widespread among the early peoples who attained to much thinking power was a conception that the universe arose from a watery chaos, and that its inhabitants were produced by sea and on land in obedience to a divine fiat.
This is clearly seen in the same records of Chaldæo-Babylonian thought deciphered in these latter years, to which reference has been made in previous chapters. In these we have a watery chaos which, under divine action, brings forth the earth and its inhabitants; first the sea animals and then the land animals, the latter being separated into three kinds, substantially as recorded afterward in the Hebrew accounts. At the various stages in the work the Chaldæan Creator pronounces it “beautiful,” just as the Hebrew Creator in our own later account pronounces it “good.”
In both accounts there is placed over the whole creation a solid, concave firmament; in both, light is created first and the heavenly bodies are afterward placed “for signs and for seasons”; in both the number seven is especially sacred, giving rise to a sacred division of time and to much else. It may be added that, with many other features in the Hebrew legends evidently drawn from the Chaldæan, the account of the creation in each is followed by a legend regarding “the fall of man” and a deluge, many details of which clearly passed in slightly modified form from the Chaldæan into the Hebrew accounts.
It would have been a miracle indeed if these primitive conceptions, wrought out with so much poetic vigor in that earlier civilization on the Tigris and Euphrates, had failed to influence the Hebrews, who, during the most plastic periods of their development, were under the tutelage of their Chaldæan neighbors. Since the researches of Layard, George Smith, Oppert, Schrader, Sayce, and their compeers, there is no longer a reasonable doubt that this ancient view of the world, elaborated if not originated in that earlier civilization, came thence as a legacy to the Hebrews, who wrought it in a somewhat disjointed shape and in a form mainly monotheistic into the poetic whole which forms one of the most precious treasures of ancient thought preserved in the book of Genesis.
Thus it was that, while the idea of a simple material creation literally by the voice, hands, and fingers of the Creator became, as we have already seen, the starting-point of a powerful stream of theological thought, and while this stream was swollen from age to age by contributions from the fathers, doctors, and learned divines of the Church, Catholic and Protestant, there was poured into it this lesser current, always discernible and at times clearly separated from it a current of belief in a process of evolution.
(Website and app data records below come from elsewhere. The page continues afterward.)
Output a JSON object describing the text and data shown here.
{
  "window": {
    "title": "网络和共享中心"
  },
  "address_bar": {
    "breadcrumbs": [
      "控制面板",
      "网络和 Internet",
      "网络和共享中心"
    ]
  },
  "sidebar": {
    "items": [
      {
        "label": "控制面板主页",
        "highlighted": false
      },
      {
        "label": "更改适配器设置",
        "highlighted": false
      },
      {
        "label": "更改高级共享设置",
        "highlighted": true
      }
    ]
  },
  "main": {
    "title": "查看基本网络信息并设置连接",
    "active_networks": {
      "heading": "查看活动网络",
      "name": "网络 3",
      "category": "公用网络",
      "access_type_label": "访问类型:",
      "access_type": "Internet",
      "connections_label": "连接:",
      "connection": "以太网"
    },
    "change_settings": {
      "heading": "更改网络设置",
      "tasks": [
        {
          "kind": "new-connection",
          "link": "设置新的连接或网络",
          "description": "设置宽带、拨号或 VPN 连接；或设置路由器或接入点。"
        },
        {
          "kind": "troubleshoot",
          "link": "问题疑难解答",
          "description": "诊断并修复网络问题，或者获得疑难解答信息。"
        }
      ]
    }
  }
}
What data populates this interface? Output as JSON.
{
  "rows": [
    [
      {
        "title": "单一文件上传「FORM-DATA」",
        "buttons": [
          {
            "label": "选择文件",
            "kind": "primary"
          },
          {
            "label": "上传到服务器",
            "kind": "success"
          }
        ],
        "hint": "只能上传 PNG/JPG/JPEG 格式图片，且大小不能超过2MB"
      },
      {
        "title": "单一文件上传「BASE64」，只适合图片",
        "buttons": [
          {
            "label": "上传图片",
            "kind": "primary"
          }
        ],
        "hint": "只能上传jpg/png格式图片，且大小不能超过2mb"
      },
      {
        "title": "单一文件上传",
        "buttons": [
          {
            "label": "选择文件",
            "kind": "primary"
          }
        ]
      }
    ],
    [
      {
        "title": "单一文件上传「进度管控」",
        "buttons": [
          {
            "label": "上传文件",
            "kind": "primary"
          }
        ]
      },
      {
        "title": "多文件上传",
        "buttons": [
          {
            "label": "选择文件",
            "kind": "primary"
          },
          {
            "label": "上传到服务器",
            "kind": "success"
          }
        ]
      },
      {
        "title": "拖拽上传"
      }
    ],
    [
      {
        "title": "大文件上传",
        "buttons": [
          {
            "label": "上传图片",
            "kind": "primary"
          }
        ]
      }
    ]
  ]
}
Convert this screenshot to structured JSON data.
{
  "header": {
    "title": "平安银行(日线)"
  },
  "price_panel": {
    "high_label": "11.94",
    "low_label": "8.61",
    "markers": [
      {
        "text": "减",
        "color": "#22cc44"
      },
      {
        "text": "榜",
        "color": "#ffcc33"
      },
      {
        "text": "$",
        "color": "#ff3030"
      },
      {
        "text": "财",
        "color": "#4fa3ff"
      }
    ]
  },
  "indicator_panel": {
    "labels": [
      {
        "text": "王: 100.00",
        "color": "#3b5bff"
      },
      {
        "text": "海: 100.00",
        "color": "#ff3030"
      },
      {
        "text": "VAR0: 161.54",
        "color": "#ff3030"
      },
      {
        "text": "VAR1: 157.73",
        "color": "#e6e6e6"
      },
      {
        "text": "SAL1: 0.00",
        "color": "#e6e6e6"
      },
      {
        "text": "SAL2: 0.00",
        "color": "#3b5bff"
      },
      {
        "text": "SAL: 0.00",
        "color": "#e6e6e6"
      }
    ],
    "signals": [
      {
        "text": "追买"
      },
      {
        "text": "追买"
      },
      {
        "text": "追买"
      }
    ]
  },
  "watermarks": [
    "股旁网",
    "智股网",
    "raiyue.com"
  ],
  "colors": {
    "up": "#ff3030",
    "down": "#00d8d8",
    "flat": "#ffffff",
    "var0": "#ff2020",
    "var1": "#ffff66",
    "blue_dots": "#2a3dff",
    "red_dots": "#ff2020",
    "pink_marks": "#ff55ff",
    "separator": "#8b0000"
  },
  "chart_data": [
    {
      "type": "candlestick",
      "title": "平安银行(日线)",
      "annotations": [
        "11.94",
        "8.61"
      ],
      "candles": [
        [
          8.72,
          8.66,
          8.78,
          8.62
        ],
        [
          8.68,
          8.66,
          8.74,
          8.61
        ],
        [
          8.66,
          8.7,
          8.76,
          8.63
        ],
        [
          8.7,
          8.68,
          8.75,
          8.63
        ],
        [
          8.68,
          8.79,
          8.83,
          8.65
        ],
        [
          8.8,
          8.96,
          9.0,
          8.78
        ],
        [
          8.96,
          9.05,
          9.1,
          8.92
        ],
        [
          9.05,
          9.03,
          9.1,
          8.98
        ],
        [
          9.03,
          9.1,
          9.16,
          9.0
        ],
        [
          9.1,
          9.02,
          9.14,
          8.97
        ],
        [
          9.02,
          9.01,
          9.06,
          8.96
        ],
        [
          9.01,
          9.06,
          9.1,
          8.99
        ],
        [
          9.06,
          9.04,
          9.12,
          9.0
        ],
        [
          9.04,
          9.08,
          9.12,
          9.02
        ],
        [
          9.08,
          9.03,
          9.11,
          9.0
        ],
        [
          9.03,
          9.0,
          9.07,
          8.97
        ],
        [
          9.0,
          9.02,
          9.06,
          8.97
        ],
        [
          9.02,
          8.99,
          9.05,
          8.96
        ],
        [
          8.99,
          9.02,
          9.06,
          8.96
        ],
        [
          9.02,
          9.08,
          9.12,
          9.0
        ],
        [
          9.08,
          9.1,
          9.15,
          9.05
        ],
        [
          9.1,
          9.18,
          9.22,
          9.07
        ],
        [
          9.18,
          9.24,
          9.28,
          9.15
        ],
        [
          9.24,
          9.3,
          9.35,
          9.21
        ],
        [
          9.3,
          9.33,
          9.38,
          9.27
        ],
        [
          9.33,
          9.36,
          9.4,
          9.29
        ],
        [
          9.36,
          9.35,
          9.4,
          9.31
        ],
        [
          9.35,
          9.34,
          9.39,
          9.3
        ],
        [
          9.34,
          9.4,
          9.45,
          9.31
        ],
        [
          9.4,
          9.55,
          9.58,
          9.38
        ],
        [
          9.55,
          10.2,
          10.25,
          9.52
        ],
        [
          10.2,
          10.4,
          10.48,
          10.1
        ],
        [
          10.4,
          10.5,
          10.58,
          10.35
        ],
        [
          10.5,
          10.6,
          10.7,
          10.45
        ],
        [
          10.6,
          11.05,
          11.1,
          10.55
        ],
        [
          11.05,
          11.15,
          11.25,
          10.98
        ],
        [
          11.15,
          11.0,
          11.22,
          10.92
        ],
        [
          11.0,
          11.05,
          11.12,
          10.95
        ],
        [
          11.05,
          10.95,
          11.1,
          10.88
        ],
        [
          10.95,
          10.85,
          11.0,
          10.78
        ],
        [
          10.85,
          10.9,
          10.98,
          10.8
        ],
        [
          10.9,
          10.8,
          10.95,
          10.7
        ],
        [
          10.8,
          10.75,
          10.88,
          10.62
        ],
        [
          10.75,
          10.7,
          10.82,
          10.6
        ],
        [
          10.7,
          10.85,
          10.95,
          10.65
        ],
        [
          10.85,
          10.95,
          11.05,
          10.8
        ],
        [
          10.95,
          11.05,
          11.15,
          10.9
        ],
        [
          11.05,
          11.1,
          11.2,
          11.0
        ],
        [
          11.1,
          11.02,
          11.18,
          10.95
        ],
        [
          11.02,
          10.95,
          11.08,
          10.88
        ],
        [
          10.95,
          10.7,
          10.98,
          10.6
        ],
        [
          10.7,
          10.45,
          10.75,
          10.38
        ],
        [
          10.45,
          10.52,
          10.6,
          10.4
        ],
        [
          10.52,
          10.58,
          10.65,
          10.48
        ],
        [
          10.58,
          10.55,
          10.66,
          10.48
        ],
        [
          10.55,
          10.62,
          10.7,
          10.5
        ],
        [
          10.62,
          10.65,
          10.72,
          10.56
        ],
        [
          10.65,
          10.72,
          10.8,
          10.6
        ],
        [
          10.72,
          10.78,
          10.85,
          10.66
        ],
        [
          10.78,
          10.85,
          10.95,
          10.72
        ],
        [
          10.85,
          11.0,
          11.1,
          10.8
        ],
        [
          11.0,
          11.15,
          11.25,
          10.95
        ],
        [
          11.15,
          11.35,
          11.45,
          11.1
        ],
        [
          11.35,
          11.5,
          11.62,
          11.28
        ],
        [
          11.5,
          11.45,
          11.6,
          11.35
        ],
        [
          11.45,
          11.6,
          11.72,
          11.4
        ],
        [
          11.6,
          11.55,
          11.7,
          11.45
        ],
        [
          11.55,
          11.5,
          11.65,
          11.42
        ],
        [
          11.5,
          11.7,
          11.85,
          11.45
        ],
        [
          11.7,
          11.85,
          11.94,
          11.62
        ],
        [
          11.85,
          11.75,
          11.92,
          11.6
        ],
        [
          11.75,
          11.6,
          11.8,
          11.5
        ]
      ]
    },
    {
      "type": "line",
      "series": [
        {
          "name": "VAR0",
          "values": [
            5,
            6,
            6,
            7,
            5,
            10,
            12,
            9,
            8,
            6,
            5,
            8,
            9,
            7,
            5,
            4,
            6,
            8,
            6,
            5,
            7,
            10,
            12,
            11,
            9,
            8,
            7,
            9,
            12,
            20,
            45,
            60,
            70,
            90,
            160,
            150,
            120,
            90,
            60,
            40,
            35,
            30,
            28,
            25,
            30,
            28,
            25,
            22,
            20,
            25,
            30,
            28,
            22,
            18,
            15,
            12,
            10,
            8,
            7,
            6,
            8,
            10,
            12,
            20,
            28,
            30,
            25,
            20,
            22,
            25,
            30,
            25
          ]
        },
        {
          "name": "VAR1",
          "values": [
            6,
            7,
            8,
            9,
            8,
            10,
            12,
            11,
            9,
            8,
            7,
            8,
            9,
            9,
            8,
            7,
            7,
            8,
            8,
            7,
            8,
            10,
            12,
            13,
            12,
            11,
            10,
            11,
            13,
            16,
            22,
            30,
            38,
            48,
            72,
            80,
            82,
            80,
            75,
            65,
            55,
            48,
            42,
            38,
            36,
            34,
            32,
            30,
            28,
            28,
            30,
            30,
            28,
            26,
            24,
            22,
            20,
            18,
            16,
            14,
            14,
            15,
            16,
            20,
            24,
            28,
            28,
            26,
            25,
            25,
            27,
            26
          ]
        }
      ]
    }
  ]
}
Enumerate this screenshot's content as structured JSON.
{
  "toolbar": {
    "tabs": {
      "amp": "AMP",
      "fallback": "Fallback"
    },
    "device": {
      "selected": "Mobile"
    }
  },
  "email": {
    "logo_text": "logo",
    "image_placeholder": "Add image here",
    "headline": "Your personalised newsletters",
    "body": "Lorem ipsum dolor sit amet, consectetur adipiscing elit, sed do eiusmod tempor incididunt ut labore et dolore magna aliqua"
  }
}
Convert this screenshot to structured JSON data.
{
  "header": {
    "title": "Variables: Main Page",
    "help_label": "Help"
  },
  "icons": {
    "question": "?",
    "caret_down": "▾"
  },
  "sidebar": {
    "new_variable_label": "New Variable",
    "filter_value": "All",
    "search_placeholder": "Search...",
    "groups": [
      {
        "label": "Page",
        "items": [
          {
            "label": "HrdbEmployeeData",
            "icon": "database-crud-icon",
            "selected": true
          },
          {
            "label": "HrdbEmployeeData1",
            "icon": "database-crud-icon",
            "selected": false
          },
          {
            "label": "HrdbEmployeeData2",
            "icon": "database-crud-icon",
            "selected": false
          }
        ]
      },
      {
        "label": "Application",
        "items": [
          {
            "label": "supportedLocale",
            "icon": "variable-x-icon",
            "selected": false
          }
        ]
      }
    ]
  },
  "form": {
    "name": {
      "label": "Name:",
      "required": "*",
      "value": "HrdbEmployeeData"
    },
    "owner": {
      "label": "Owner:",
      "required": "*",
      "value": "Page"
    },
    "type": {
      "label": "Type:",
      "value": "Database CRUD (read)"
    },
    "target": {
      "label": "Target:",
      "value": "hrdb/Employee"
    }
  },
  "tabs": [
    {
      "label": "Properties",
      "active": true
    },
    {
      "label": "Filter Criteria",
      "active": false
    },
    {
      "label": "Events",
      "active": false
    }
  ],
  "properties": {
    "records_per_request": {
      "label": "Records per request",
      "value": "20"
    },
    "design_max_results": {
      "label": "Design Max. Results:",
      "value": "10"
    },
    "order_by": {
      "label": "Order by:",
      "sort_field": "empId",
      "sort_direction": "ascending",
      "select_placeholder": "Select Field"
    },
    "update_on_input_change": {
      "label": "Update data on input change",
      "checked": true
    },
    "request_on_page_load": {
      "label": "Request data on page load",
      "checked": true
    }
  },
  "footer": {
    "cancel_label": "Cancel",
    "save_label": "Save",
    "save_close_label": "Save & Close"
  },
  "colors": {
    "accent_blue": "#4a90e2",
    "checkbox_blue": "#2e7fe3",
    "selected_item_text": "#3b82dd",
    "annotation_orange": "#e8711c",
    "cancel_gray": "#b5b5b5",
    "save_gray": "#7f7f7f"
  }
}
The Rev. Prof. Sayce, of Oxford, than whom no English-speaking scholar carries more weight in a matter of this kind, has